Can you read that?
Here is a closeup of the print on the right side under that bar:

 

CHOCOLATE ONLY
AAR 203 W SPECIAL
GATC 2954
EQUIPD WITH
SAFTEY VENT

Now, there may be American manufacturers who make stuff this detailed, but I haven't found them yet. Neither I nor my friends have ever been able to read that, even when using a Magnifying glass. Its only when I used Super Macro mode on an Olympus Digital Camera that I finally was able to see it.

Real Running Jewelry


Set 88853
I'd also like to point out that Märklin truly is the Jeweler of Model Railroading. Look at their Z Gauge Engine Set 88853. Those engines really run, and are made out of Gold, Silver and Brass. And diamonds and rubies. Here is the Description from the current catalog:
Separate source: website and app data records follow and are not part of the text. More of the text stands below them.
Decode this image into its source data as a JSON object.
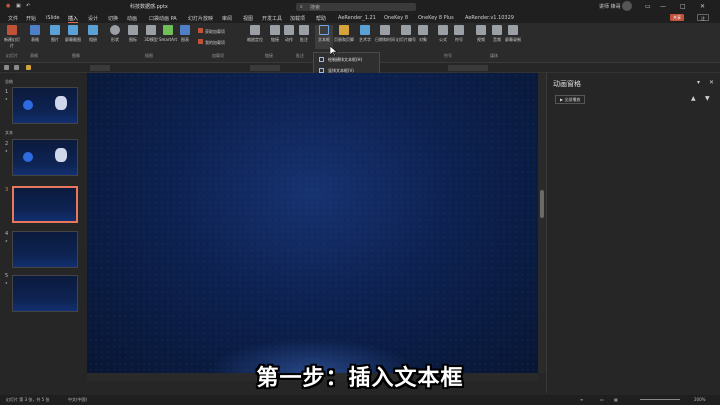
{
  "titlebar": {
    "filename": "科技数据感.pptx",
    "search_placeholder": "搜索",
    "user": "讲师 锋哥"
  },
  "menu": {
    "items": [
      "文件",
      "开始",
      "iSlide",
      "插入",
      "设计",
      "切换",
      "动画",
      "口袋动画 PA",
      "幻灯片放映",
      "审阅",
      "视图",
      "开发工具",
      "加载项",
      "帮助",
      "AeRender_1.21",
      "OneKey 8",
      "OneKey 8 Plus",
      "AeRender.v1.10329"
    ],
    "active_index": 3,
    "share_label": "共享",
    "comment_label": "注"
  },
  "ribbon": {
    "buttons": [
      {
        "label": "新建幻灯片",
        "color": "#c0523a"
      },
      {
        "label": "表格",
        "color": "#4f7fc6"
      },
      {
        "label": "图片",
        "color": "#5aa1d6"
      },
      {
        "label": "屏幕截图",
        "color": "#5aa1d6"
      },
      {
        "label": "相册",
        "color": "#5aa1d6"
      },
      {
        "label": "形状",
        "color": "#9aa0a6"
      },
      {
        "label": "图标",
        "color": "#9aa0a6"
      },
      {
        "label": "3D模型",
        "color": "#9aa0a6"
      },
      {
        "label": "SmartArt",
        "color": "#6fbf5a"
      },
      {
        "label": "图表",
        "color": "#4f7fc6"
      },
      {
        "label": "获取加载项",
        "color": "#c0523a"
      },
      {
        "label": "我的加载项",
        "color": "#c0523a"
      },
      {
        "label": "缩放定位",
        "color": "#9aa0a6"
      },
      {
        "label": "链接",
        "color": "#9aa0a6"
      },
      {
        "label": "动作",
        "color": "#9aa0a6"
      },
      {
        "label": "批注",
        "color": "#9aa0a6"
      },
      {
        "label": "文本框",
        "color": "#6ea6e6"
      },
      {
        "label": "页眉和页脚",
        "color": "#d6a23a"
      },
      {
        "label": "艺术字",
        "color": "#5aa1d6"
      },
      {
        "label": "日期和时间",
        "color": "#9aa0a6"
      },
      {
        "label": "幻灯片编号",
        "color": "#9aa0a6"
      },
      {
        "label": "对象",
        "color": "#9aa0a6"
      },
      {
        "label": "公式",
        "color": "#9aa0a6"
      },
      {
        "label": "符号",
        "color": "#9aa0a6"
      },
      {
        "label": "视频",
        "color": "#9aa0a6"
      },
      {
        "label": "音频",
        "color": "#9aa0a6"
      },
      {
        "label": "屏幕录制",
        "color": "#9aa0a6"
      }
    ],
    "groups": [
      "幻灯片",
      "表格",
      "图像",
      "插图",
      "加载项",
      "链接",
      "批注",
      "符号",
      "媒体"
    ]
  },
  "dropdown": {
    "items": [
      "绘制横排文本框(H)",
      "竖排文本框(V)"
    ]
  },
  "thumbnails": {
    "sections": [
      "总结",
      "文本"
    ],
    "slides": [
      {
        "num": "1",
        "star": "★"
      },
      {
        "num": "2",
        "star": "★"
      },
      {
        "num": "3",
        "star": ""
      },
      {
        "num": "4",
        "star": "★"
      },
      {
        "num": "5",
        "star": "★"
      }
    ],
    "selected_index": 2,
    "sidebar_label": "幻灯片"
  },
  "anim_pane": {
    "title": "动画窗格",
    "play_all_label": "全部播放"
  },
  "status": {
    "slide_info": "幻灯片 第 3 张，共 5 张",
    "language": "中文(中国)",
    "zoom": "200%"
  },
  "caption": "第一步：插入文本框"
}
Set consists of 3 models of the class 03 express locomotive with tender. One each model in a version with the locomotive and tender body made of solid 18 carat gold, sterling silver, and solid bronze. 3 cut diamonds shine as triple headlights on each locomotive. 3 rubies serve to represent the marker lights on each tender. The locomotives are fully functional and are equipped with a 5-pole motor. All of the driving axles are powered. All of the wheels are gold plated. The wheels on the locomotives feature black spokes. The side rods, drive rods, and crosshead guides are gold plated and inlaid with black. All 3 locomotives in this set are provided with consecutive numbering and thereby make each set unique and unmistakable. These exclusive decorative pieces are protected in a high quality case. White gloves are included to protect the locomotives. A numbered certificate confirms the authenticity of this unique edition. The length over the buffers for each locomotive is 112 mm / 4-7/16. This steam locomotive edition is being produced in a one-time series and only on order in 2004. The extremely expensive process for the manufacture of this edition is reflected in the strictly limited run.

Maybe we should keep the Cat away from that, eh?